'''

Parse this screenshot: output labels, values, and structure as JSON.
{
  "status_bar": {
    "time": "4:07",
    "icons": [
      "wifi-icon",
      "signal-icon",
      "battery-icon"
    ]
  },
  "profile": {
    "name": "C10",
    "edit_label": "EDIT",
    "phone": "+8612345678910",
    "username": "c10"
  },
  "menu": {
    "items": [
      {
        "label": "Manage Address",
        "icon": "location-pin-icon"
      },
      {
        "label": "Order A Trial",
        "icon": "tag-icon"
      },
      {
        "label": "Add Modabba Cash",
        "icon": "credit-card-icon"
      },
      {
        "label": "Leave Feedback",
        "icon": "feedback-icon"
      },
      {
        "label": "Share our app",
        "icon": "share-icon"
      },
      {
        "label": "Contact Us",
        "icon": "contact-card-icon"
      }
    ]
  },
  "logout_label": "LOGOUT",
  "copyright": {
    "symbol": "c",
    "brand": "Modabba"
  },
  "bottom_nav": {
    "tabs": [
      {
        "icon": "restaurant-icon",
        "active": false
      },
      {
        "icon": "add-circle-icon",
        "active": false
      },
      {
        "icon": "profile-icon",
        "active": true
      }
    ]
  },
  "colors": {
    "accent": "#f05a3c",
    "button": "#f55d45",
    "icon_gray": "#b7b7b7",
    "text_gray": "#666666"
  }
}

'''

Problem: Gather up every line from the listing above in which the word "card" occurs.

Answer to the exercise:
        "icon": "credit-card-icon"
        "icon": "contact-card-icon"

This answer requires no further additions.